Omni OpenMP Compiler[edit]

It translates C and Fortran programs with OpenMP pragmas into C code suitable for compiling with a native compiler linked with the Omni OpenMP runtime library. It does for loop parallelization.

Timing-Architects Optimizer[edit]

It uses a simulation based approach to improve task allocation and task parallelization to multiple cores. By use of a simulation based performance and real-time analysis, different task allocation alternatives are benchmarked against each other. Dependencies as well as processor platform specific effects are considered. TA Optimizer is used in embedded system engineering.

TRACO[edit]

It uses the Iteration Space Slicing and Free Schedule Framework. The core is based on the Presburger Arithmetic and the transitive closure operation. Loop dependencies are represented with relations. TRACO uses the Omega Calculator, CLOOG and ISL libraries, and the Petit dependence analyser. The compiler extracts better locality with fine- and coarse-grained parallelism for C/C++ applications. The tool is developed by the West-Pomeranian University of Technology team; (Bielecki, Palkowski, Klimek and other authors) http://traco.sourceforge.net.

SequenceL[edit]

SequenceL is a general purpose functional programming language and auto-parallelizing tool set, whose primary design objectives are performance on multi-core processor hardware, ease of programming, platform portability/optimization, and code clarity and readability. Its main advantage is that it can be used to write straightforward code that automatically takes full advantage of all the processing power available, without programmers needing to be concerned with identifying parallelisms, specifying vectorization, avoiding race conditions, and other challenges of manual directive-based programming approaches such as OpenMP.

Programs written in SequenceL can be compiled to multithreaded code that runs in parallel, with no explicit indications from a programmer of how or what to parallelize. As of 2015, versions of the SequenceL compiler generate parallel code in C++ and OpenCL, which allows it to work with most popular programming languages, including C, C++, C#, Fortran, Java, and Python. A platform-specific runtime manages the threads safely, automatically providing parallel performance according to the number of cores available.

OMP2MPI[edit]

OMP2MPI[4] Automatically generates MPI source code from OpenMP. Allowing that the program exploits non shared-memory architectures such as cluster, or Network-on-Chip based(NoC-based) Multiprocessors-System-onChip (MPSoC). OMP2MPI gives a solution that allow further optimization by an expert that want to achieve better results.

OMP2HMPP[edit]

OMP2HMPP,[5] a tool that, automatically translates a high-level C source code(OpenMP) code into HMPP. The generated version rarely will differs from a hand-coded HMPP version, and will provide an important speedup, near 113%, that could be later improved by hand-coded CUDA.

See also[edit]

References[edit]

  1. ^ “Increasing Parallelism on Multicore Processors Using Induced Parallelism”, by Vinay G. Vaidya, PushpRaj Agrawal, Aditi Athavale, Anish Sane, Sudhakar Sah and Priti Ranadive
  2. ^ “Development and Implementation of an Interactive Parallelization Assistance Tool for OpenMP: iPat/OMP” by Makoto Ishihara,Hiroki Honda and Mitsuhisa Sato
  3. ^ "An Overview of the SUIF Compiler for Scalable Parallel Machines”,In Proceedings of the Seventh SIAM Conference on Parallel Processing for Scientific Computing,1993 by Saman P. Amarasinghe,Jennifer M. Anderson,Monica S. Lam,Chauwen Tseng
  4. ^ Albert Saa-Garriga, David Castells-Rufas, and Jordi Carrabina. 2015. OMP2MPI: Automatic MPI code generation from OpenMP programs.
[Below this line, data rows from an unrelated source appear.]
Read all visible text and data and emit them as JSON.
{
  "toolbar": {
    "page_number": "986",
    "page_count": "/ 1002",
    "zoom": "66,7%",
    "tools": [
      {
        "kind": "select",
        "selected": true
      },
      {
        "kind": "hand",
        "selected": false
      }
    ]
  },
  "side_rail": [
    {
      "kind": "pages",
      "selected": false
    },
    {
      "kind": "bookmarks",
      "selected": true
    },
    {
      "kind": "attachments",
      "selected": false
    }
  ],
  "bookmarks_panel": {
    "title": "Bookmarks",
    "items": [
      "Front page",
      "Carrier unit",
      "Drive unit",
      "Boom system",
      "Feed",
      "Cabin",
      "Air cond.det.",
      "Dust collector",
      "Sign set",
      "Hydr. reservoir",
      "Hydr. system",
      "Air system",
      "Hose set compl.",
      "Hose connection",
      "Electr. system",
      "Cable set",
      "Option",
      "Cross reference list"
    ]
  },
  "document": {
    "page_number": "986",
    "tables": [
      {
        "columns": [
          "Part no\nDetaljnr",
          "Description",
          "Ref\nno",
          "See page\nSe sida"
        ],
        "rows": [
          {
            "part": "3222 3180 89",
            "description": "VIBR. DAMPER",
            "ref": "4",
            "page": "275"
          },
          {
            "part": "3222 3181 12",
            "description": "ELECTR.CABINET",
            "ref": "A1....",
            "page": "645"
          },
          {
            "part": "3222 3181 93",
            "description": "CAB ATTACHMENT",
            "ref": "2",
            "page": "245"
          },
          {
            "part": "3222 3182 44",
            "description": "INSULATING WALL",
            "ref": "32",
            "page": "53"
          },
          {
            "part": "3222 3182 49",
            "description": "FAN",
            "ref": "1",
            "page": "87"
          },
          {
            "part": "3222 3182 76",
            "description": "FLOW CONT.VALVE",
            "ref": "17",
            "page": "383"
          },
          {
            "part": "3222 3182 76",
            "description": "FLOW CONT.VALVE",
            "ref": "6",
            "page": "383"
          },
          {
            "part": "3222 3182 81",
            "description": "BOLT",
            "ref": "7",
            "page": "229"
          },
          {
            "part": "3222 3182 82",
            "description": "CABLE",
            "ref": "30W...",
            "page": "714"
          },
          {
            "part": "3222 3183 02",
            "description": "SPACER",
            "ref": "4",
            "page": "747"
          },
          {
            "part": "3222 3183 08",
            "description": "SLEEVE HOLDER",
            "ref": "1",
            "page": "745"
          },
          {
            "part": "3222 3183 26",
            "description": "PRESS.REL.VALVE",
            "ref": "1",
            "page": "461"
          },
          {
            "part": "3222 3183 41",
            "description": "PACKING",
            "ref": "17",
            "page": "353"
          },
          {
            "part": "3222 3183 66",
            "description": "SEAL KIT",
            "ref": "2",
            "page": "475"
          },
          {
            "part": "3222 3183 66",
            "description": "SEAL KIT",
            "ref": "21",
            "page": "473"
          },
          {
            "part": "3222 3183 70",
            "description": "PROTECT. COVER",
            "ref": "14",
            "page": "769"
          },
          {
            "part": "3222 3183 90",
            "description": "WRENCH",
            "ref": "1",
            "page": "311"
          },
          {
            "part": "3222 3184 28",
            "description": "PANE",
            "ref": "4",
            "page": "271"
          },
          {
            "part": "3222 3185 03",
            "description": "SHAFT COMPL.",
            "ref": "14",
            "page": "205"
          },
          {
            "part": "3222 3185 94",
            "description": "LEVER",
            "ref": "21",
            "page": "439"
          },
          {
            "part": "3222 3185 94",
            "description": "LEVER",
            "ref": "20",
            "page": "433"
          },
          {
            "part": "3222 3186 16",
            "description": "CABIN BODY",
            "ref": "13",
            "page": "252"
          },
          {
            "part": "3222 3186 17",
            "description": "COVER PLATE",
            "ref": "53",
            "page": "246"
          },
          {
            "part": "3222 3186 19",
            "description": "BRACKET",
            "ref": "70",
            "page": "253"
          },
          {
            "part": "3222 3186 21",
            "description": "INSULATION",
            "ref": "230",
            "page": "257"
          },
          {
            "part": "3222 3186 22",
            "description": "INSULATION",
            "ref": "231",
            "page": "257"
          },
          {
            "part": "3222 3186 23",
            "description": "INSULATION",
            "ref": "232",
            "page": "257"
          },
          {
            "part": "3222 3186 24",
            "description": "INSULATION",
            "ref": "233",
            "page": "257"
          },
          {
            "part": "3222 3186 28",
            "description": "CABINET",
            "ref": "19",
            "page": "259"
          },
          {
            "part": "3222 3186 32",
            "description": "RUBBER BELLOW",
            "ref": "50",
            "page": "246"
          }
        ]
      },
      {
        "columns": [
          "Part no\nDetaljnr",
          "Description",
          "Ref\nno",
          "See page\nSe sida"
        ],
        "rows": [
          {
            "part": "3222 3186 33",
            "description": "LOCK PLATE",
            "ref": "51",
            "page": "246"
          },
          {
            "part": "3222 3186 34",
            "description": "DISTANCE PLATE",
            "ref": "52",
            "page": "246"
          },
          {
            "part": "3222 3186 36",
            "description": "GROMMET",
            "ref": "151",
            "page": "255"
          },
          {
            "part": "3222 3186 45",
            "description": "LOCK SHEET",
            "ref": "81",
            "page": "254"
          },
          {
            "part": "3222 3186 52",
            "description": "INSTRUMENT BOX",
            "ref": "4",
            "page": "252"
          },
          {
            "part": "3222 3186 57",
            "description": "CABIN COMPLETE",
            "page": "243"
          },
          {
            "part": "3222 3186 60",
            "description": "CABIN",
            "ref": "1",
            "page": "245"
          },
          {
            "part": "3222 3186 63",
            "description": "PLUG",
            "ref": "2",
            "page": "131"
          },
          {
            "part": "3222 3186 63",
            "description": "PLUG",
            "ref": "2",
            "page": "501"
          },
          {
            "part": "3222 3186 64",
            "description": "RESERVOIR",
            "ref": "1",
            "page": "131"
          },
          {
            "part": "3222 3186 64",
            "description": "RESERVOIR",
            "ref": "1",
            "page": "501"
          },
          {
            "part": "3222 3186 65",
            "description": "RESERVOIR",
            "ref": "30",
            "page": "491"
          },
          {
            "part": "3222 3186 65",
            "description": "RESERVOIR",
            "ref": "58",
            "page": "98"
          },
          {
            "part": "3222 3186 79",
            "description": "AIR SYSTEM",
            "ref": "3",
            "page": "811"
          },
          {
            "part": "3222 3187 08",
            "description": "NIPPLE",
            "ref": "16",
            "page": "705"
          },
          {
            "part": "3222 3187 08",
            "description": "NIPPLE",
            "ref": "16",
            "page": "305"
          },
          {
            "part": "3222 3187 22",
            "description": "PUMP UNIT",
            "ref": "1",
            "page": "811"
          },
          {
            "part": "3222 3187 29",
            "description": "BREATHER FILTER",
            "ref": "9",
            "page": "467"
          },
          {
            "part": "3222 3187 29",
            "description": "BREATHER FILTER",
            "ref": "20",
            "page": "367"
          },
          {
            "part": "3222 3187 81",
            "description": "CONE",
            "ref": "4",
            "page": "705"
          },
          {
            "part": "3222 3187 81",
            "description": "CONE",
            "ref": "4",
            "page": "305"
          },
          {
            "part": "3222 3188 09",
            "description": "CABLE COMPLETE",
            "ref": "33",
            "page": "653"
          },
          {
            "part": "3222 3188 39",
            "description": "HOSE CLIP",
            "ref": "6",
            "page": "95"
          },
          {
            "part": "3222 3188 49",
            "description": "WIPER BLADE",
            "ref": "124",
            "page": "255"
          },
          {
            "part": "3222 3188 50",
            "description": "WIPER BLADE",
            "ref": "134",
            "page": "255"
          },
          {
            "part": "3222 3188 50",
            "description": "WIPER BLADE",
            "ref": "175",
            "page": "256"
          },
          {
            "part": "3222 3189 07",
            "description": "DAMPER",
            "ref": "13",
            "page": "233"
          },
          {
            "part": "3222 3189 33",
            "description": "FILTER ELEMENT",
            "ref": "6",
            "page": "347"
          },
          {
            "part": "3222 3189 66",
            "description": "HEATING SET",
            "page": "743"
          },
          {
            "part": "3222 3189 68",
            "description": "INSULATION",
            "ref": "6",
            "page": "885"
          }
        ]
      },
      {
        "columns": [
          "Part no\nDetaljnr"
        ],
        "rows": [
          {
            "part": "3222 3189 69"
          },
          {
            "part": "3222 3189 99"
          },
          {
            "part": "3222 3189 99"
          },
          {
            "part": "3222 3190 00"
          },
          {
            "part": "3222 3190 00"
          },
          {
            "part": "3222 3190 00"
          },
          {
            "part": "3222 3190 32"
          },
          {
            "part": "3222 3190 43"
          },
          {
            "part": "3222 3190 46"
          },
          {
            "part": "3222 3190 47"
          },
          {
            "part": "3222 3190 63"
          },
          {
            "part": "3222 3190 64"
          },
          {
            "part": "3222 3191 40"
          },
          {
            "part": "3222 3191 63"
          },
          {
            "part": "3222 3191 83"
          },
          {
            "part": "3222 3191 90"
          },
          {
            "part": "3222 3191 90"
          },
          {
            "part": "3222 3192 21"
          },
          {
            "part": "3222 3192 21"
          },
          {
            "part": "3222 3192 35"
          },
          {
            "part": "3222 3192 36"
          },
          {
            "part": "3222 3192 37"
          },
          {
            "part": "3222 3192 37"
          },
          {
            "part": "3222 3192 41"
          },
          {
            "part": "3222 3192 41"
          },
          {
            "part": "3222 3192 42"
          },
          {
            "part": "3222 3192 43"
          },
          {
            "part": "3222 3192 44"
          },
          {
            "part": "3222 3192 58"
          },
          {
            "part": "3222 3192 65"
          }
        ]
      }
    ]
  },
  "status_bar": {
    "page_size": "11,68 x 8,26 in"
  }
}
In High Performance Energy Efficient Embedded Systems. ACM.
  5. ^ Albert Saa-Garriga, David Castells-Rufas, and Jordi Carrabina. 2014. OMP2HMPP: HMPP Source Code Generation from Programs with Pragma Extensions. In High Performance Energy Efficient Embedded Systems. ACM.

External links[edit]